When it comes to the fight about voter fraud and voter suppression, how do you prove a negative? One key question in the battle over the legality of voter identification laws is whether such laws are necessary to prevent voter fraud and whether they suppress a lot of votes from eligible voters. Though the answer to the second question remains in considerable dispute, after Tuesday’s federal court decision striking down Wisconsin’s voter ID law, it is time for voter ID supporters to throw in the towel and admit state voter ID laws don’t prevent the kind of fraud they are supposedly targeted for. Federal Judge Lynn Adelman looked at the evidence from Wisconsin and reached a conclusion unsurprising to those of us who study how elections are run. “Virtually no voter impersonation occurs in Wisconsin,” Adelman wrote, “and it is exceedingly unlikely that voter impersonation will become a problem in Wisconsin in the foreseeable future.” Wisconsin is not alone in lacking such evidence. When the United States Supreme Court considered the constitutionality of Indiana’s voter ID law in 2008, the state conceded there was no evidence, ever, of impersonation fraud in the entire state.
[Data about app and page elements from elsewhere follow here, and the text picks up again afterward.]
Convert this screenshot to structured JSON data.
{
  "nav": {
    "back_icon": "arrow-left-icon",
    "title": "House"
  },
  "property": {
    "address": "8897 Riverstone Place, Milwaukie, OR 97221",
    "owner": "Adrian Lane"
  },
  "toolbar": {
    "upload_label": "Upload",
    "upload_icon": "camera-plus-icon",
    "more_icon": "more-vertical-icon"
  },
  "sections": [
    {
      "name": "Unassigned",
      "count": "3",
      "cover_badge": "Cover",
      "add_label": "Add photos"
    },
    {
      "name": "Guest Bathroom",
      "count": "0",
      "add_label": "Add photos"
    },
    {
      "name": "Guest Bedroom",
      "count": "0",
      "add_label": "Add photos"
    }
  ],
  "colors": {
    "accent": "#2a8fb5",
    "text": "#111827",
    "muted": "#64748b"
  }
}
Nacivre Charles sat behind the wheel of a black 2008 Toyota Tundra in Miami late last year when police pulled him over. It was no routine traffic stop. The cops knew Charles, a 56-year-old political operative known as “Charlie,” was driving with a suspended license. Yet that’s not why they had been secretly trailing him. They were after evidence of attempted elections mischief. In the SUV, officers found numerous Miami-Dade County absentee-ballot request forms. The same day, investigators raided the private business office of Lucie Tondreau in connection with 60 unlawful absentee-ballot requests submitted online. The recently elected North Miami mayor had paid Charles to be her campaign treasurer.